Benefit of combination therapy in epilepsy: A review of the preclinical evidence with levetiracetam
Version of Record online: 10 JUL 2008
Wiley Periodicals, Inc. © 2008 International League Against Epilepsy
Volume 50, Issue 3, pages 387–397, March 2009
How to Cite
Kaminski, R. M., Matagne, A., Patsalos, P. N. and Klitgaard, H. (2009), Benefit of combination therapy in epilepsy: A review of the preclinical evidence with levetiracetam. Epilepsia, 50: 387–397. doi: 10.1111/j.1528-1167.2008.01713.x
- Issue online: 4 MAR 2009
- Version of Record online: 10 JUL 2008
- Accepted May 9, 2008; Early view publication July 10, 2008.
- Levetiracetam, Antiepileptic drugs, Drug interactions, Epilepsy, Animal models.

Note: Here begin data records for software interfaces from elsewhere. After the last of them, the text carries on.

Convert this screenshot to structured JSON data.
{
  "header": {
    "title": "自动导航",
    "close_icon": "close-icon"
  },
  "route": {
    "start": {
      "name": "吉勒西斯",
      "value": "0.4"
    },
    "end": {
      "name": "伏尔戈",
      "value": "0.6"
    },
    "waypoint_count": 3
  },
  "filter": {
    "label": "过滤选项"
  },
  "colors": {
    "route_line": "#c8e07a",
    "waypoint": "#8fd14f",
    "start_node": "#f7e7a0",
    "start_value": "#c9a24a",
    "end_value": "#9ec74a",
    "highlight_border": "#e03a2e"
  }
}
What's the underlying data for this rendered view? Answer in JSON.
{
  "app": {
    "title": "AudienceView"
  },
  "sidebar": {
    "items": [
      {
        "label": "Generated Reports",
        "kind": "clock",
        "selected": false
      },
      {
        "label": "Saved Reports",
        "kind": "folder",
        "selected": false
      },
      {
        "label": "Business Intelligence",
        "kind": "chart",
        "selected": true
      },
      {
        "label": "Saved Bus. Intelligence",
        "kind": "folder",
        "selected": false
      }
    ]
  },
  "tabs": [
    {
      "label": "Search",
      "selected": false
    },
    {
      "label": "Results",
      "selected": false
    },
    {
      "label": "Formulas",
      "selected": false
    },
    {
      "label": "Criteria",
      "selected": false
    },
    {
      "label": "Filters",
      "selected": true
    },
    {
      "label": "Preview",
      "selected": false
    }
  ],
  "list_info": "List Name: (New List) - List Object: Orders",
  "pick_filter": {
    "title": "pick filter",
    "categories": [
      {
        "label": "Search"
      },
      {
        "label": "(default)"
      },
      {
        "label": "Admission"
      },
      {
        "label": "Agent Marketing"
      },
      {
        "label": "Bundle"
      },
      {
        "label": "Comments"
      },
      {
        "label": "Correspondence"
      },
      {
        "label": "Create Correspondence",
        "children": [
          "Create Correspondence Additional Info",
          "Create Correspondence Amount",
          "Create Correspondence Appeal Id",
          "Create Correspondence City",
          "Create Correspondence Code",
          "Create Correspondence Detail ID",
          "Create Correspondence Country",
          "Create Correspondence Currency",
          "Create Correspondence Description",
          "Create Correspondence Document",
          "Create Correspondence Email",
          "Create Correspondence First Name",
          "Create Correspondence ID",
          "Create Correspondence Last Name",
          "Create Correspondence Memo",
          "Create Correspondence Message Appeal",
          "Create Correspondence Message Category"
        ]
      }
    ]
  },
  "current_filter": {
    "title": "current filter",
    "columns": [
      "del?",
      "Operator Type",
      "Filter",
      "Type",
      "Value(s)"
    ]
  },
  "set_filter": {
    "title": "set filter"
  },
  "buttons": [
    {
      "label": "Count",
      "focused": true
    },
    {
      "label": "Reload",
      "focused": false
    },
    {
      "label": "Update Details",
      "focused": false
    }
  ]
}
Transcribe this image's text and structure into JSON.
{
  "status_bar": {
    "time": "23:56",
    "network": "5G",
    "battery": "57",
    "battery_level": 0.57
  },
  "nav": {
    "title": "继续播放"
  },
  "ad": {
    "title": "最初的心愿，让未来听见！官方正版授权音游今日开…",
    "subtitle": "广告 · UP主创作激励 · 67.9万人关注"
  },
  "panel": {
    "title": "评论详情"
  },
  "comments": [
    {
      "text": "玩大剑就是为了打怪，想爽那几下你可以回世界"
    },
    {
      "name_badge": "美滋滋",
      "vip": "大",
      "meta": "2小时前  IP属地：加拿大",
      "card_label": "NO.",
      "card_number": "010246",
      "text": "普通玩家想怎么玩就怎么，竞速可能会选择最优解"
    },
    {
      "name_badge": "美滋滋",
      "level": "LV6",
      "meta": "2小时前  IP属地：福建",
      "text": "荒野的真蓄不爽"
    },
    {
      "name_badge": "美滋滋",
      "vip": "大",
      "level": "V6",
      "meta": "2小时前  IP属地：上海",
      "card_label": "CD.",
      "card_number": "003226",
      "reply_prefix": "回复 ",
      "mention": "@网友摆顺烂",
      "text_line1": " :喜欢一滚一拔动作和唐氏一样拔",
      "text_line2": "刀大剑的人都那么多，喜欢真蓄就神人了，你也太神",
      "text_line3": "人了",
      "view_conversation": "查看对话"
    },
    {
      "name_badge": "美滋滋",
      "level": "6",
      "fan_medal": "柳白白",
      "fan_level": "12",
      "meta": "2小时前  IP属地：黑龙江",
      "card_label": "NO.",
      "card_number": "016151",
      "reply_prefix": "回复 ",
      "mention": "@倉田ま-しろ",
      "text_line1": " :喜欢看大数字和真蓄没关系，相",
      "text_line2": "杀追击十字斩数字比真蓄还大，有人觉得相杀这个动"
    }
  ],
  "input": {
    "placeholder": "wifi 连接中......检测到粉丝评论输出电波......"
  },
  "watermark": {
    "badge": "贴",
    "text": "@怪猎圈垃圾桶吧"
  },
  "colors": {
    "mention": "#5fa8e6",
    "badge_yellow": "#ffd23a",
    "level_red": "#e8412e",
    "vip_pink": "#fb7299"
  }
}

Levetiracetam (Keppra) is an antiepileptic drug (AED) characterized by a novel mechanism of action, unique profile of activity in seizure models, and broad-spectrum clinical efficacy. The present report critically reviews several preclinical studies focused on combination therapy with levetiracetam and other anticonvulsants in various seizure and epilepsy models. Administration of levetiracetam together with many different clinically used AEDs or other anticonvulsants generally enhances their protective activity and, among existing AEDs, this was particularly prevalent with valproate. The protective activity of other AEDs was also enhanced by levetiracetam, which seems to be a universal finding that is independent of seizure model or drug combination studied. However, particularly strong enhancement was observed when levetiracetam was combined with agents either enhancing GABAergic or reducing glutamatergic neurotransmission. Importantly, these combinations were not associated with exacerbation of side effects or pharmacokinetic interactions. Based on the available preclinical data, it appears that combination treatment with levetiracetam and other anticonvulsants provides additional therapeutic benefit that may be attributed to its novel and distinct mechanism of action. Moreover, combinations of levetiracetam with clinically used AEDs that enhance GABAergic inhibition may be considered for rational polytherapy, which is often necessary in drug-resistant patients.